The color of justice: State-based legislation dangerous for people of color

Friday, September 23, 2011

By Shanelle Matthews, Communications Manager

Disclaimer: I believe, wholeheartedly, in the rehabilitation of formerly incarcerated people and of the welcoming them back into society to participate fully and reach their full potential. I am unreservedly anti-prison and anti-death penalty.

Bruce Reilly and Troy Davis
I frequently make the case that technology and social media have propagated, and with the possibility of anonymity, even encouraged racist behavior. We see it every day in trending topics on Twitter or read about it on websites like But something else that technology has provided is the ability to see, without looking very hard, the color of justice. The unjust execution of Troy Anthony Davis, who was convicted of killing a Savannah police officer over two decades ago but maintained his innocence until his dying moment, brings to the forefront the racial inequity that is sewn irreversibly into the moral fabric of this countries value system.  
This morning I came across the story of Bruce Reilly. Reilly is a White man from Rhode Island who in 1992 pled guilty to murdering a community college professor and served only 12 years of his 20-year sentence.  He is now a first year student at Tulane Law School, an advocate and a writer. Reilly works to help formerly incarcerated people readjust and find jobs once they’re released.  This is good. Reilly committed a crime, pled guilty, rehabilitated himself (whatever that means) and is now pursuing his dreams of becoming an attorney. Great!

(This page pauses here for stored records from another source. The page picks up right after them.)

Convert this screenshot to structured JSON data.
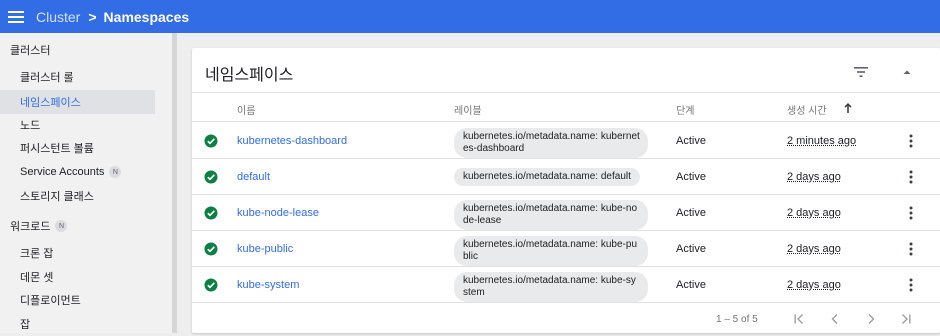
{
  "header": {
    "breadcrumb_parent": "Cluster",
    "breadcrumb_current": "Namespaces",
    "menu_icon": "hamburger-menu-icon",
    "bar_color": "#326de6"
  },
  "sidebar": {
    "cluster_section": "클러스터",
    "cluster_items": [
      {
        "label": "클러스터 롤",
        "active": false
      },
      {
        "label": "네임스페이스",
        "active": true
      },
      {
        "label": "노드",
        "active": false
      },
      {
        "label": "퍼시스턴트 볼륨",
        "active": false
      },
      {
        "label": "Service Accounts",
        "badge": "N",
        "active": false
      },
      {
        "label": "스토리지 클래스",
        "active": false
      }
    ],
    "workload_section": "워크로드",
    "workload_badge": "N",
    "workload_items": [
      {
        "label": "크론 잡"
      },
      {
        "label": "데몬 셋"
      },
      {
        "label": "디플로이먼트"
      },
      {
        "label": "잡"
      }
    ]
  },
  "card": {
    "title": "네임스페이스",
    "filter_icon": "filter-list-icon",
    "collapse_icon": "expand-less-icon"
  },
  "table": {
    "columns": {
      "name": "이름",
      "labels": "레이블",
      "phase": "단계",
      "created": "생성 시간"
    },
    "sort_icon": "arrow-upward-icon",
    "status_color": "#0b8043",
    "rows": [
      {
        "name": "kubernetes-dashboard",
        "label": "kubernetes.io/metadata.name: kubernetes-dashboard",
        "phase": "Active",
        "age": "2 minutes ago"
      },
      {
        "name": "default",
        "label": "kubernetes.io/metadata.name: default",
        "phase": "Active",
        "age": "2 days ago"
      },
      {
        "name": "kube-node-lease",
        "label": "kubernetes.io/metadata.name: kube-node-lease",
        "phase": "Active",
        "age": "2 days ago"
      },
      {
        "name": "kube-public",
        "label": "kubernetes.io/metadata.name: kube-public",
        "phase": "Active",
        "age": "2 days ago"
      },
      {
        "name": "kube-system",
        "label": "kubernetes.io/metadata.name: kube-system",
        "phase": "Active",
        "age": "2 days ago"
      }
    ]
  },
  "pagination": {
    "range": "1 – 5 of 5",
    "icons": [
      "first-page-icon",
      "chevron-left-icon",
      "chevron-right-icon",
      "last-page-icon"
    ]
  }
}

What is not great about this is the precarious inequality of racial bias between the two cases that is being permitted under the pretext of state-based legislation.  Reilly’s guilty plea meant little effort for the prosecution in Rhode Island to surface evidence or determine culpability.  The evidence against Davis was suspicious and with seven of the ten witnesses recanting or changing their stories more time should have been spent reevaluating the case. All evidence aside I acknowledge that these are two different cases in two different states with two different sets of circumstances but the indication here is that state based laws that unfairly target people of color need to be harshly reexamined in an effort to form collective judicial parity. What if Reilly had been a Black man living in Georgia at the time of his crime? Would he have faced the death penalty? If Davis were White in Rhode Island, would he still be alive? States should be able to maintain their legal and judicial autonomy but delivering harsher sentences for felons based on race under the pretext of state-based legislation is unconstitutional.

Troy Davis may or may not have committed murder. Bruce Reilly definitely committed murder. Davis is dead; Reilly is studying law at Tulane University. Davis was a Black man, Reilly is White.  I am not a legal professional but as an activist, communicator and concerned citizen I see there is a severe imbalance in the American justice system, one that has been in place for far too long and that continues to devalue the lives of marginalized people like Troy Davis. 

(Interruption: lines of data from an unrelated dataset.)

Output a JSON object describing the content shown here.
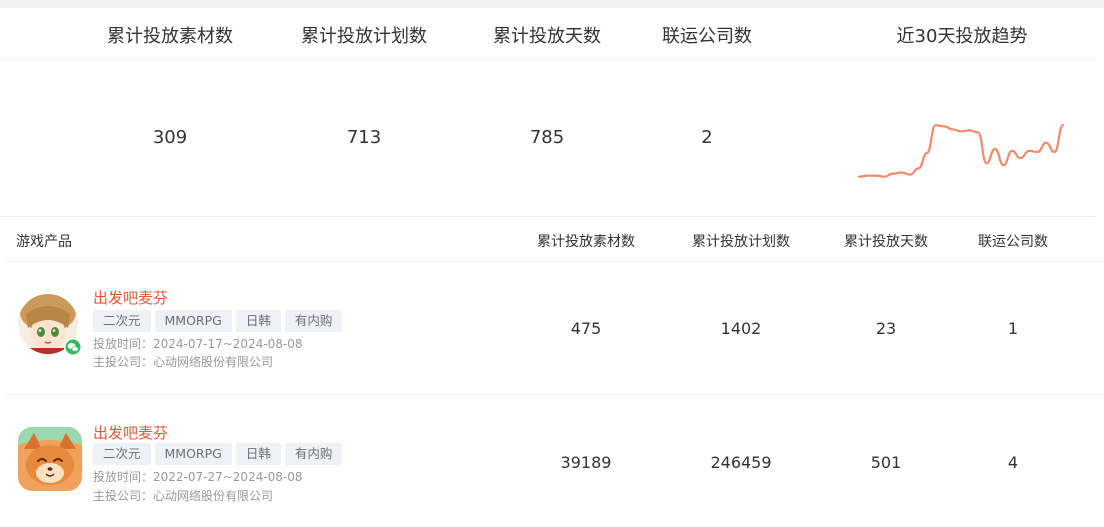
{
  "summary": {
    "headers": [
      "累计投放素材数",
      "累计投放计划数",
      "累计投放天数",
      "联运公司数",
      "近30天投放趋势"
    ],
    "values": [
      "309",
      "713",
      "785",
      "2"
    ],
    "trend": {
      "color": "#ef8a6d",
      "points": [
        12,
        13,
        13,
        12,
        15,
        16,
        14,
        20,
        35,
        62,
        61,
        58,
        56,
        57,
        55,
        25,
        39,
        23,
        37,
        30,
        37,
        36,
        45,
        36,
        62
      ]
    }
  },
  "table": {
    "headers": [
      "游戏产品",
      "累计投放素材数",
      "累计投放计划数",
      "累计投放天数",
      "联运公司数"
    ],
    "rows": [
      {
        "name": "出发吧麦芬",
        "tags": [
          "二次元",
          "MMORPG",
          "日韩",
          "有内购"
        ],
        "period": "投放时间：2024-07-17~2024-08-08",
        "company": "主投公司：心动网络股份有限公司",
        "materials": "475",
        "plans": "1402",
        "days": "23",
        "partners": "1",
        "icon": "wechat-icon"
      },
      {
        "name": "出发吧麦芬",
        "tags": [
          "二次元",
          "MMORPG",
          "日韩",
          "有内购"
        ],
        "period": "投放时间：2022-07-27~2024-08-08",
        "company": "主投公司：心动网络股份有限公司",
        "materials": "39189",
        "plans": "246459",
        "days": "501",
        "partners": "4"
      }
    ]
  },
  "colors": {
    "accent": "#e05a3a",
    "tag_bg": "#eef1f5",
    "muted": "#999999"
  }
}
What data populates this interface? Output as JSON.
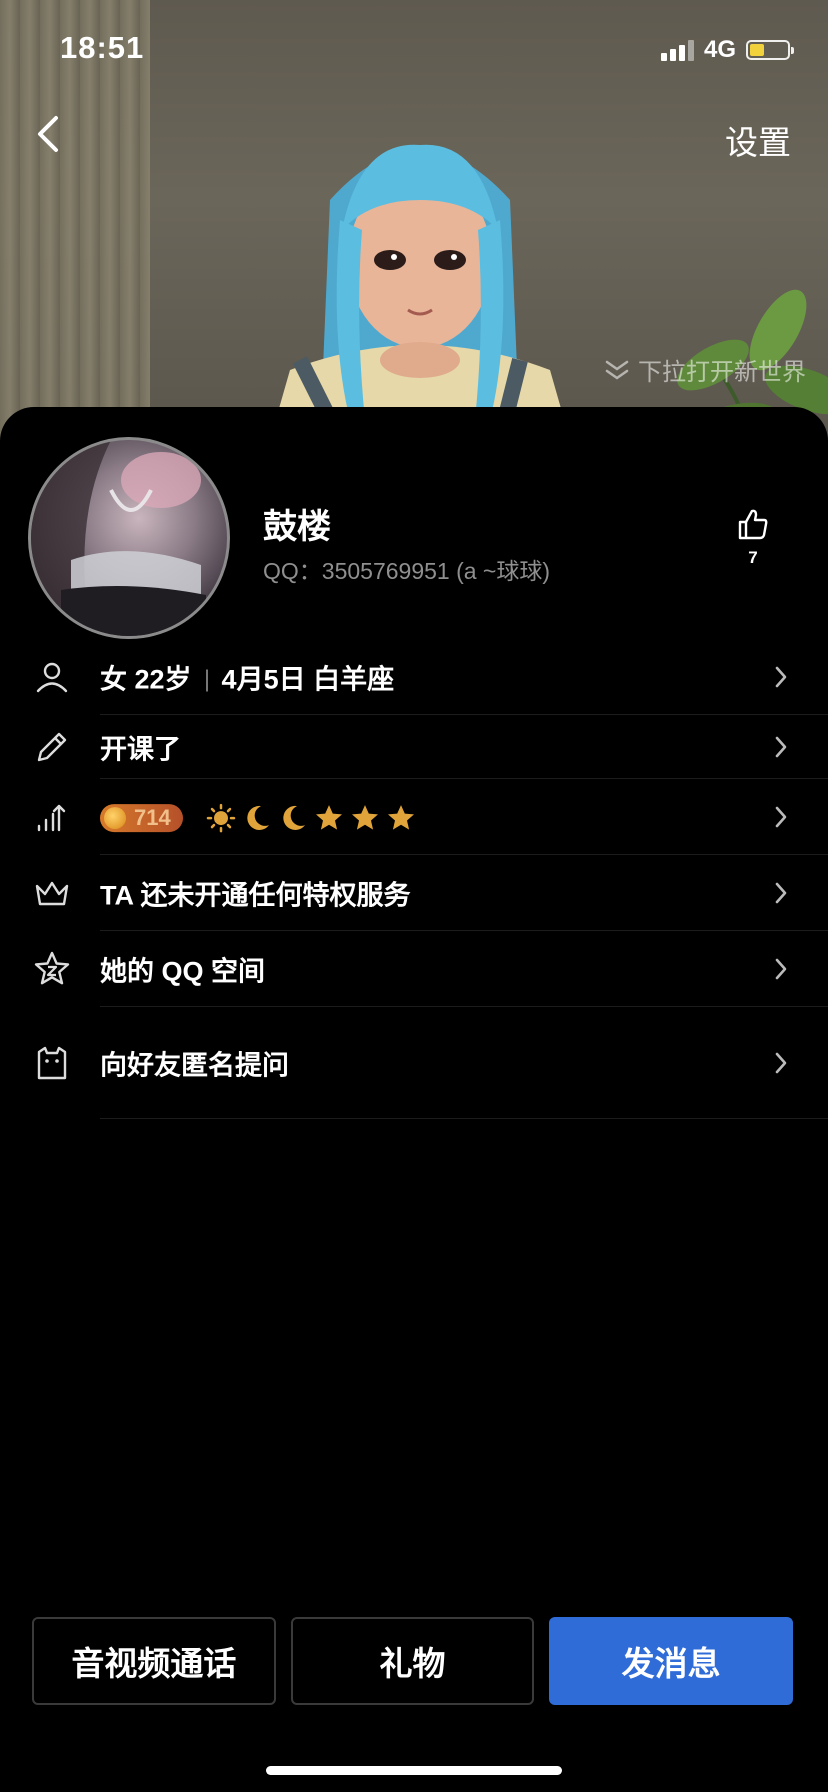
{
  "status_bar": {
    "time": "18:51",
    "network": "4G",
    "battery_level": 0.4,
    "battery_color": "#f2d23c"
  },
  "header": {
    "settings_label": "设置",
    "pull_hint": "下拉打开新世界"
  },
  "profile": {
    "name": "鼓楼",
    "qq_line": "QQ：3505769951 (a ~球球)",
    "likes": "7"
  },
  "rows": {
    "basic_info": {
      "gender_age": "女 22岁",
      "birthday": "4月5日 白羊座",
      "icon": "person-icon"
    },
    "signature": {
      "label": "开课了",
      "icon": "pencil-icon"
    },
    "level": {
      "value": "714",
      "icons": [
        "sun-icon",
        "moon-icon",
        "moon-icon",
        "star-icon",
        "star-icon",
        "star-icon"
      ],
      "icon": "level-chart-icon"
    },
    "privilege": {
      "label": "TA 还未开通任何特权服务",
      "icon": "crown-icon"
    },
    "qzone": {
      "label": "她的 QQ 空间",
      "icon": "star-outline-icon"
    },
    "anon_question": {
      "label": "向好友匿名提问",
      "icon": "cat-icon"
    }
  },
  "actions": {
    "call": "音视频通话",
    "gift": "礼物",
    "message": "发消息"
  },
  "colors": {
    "accent": "#2f6cd8",
    "background": "#000000",
    "muted_text": "#8f8f8f"
  }
}
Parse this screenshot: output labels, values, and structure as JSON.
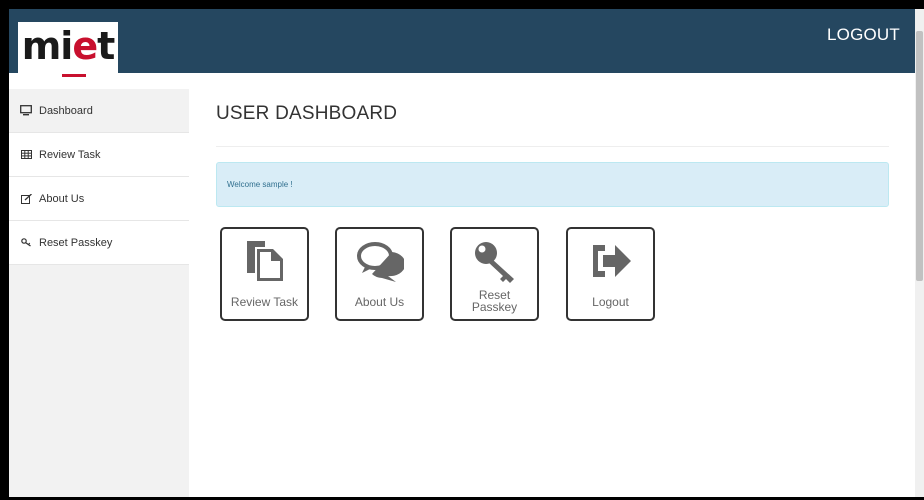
{
  "header": {
    "logo_text": "miet",
    "logout_label": "LOGOUT"
  },
  "sidebar": {
    "items": [
      {
        "label": "Dashboard",
        "icon": "monitor-icon",
        "active": true
      },
      {
        "label": "Review Task",
        "icon": "table-icon"
      },
      {
        "label": "About Us",
        "icon": "edit-icon"
      },
      {
        "label": "Reset Passkey",
        "icon": "key-icon"
      }
    ]
  },
  "main": {
    "title": "USER DASHBOARD",
    "welcome": "Welcome sample !",
    "tiles": [
      {
        "label": "Review Task",
        "icon": "documents-icon"
      },
      {
        "label": "About Us",
        "icon": "comments-icon"
      },
      {
        "label": "Reset Passkey",
        "icon": "key-icon"
      },
      {
        "label": "Logout",
        "icon": "sign-out-icon"
      }
    ]
  },
  "colors": {
    "navbar": "#254760",
    "alert_bg": "#d9edf7",
    "logo_accent": "#c8102e"
  }
}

Any person with internet access and a desire to read can see these same imbalances everyday online. We have been given access to view, almost unrestrictedly, the unjustifiable way in which Black and Brown people suffer disproportionally harsher sentences than our White counterparts.  The most severe of these are instances like Oscar Grant and Sean Bell where Black and Brown men are executed, on the spot, no trial, and no jury – just death. 

What can you do? Advocate. Share stories like this through your social networks, sign petitions, write to your state representatives asking for fair and balanced laws that determine guilt based on evidence not on race. All of the bureaucracy aside this case collectively forged a virtual stance of solidarity between people from all over the globe which is great because we are all responsible for each other as brothers and sisters of the human race. It is important to remember that no one individual is entirely exempt from injustice - we can all fall victim to an unjust system.

No comments:

Post a Comment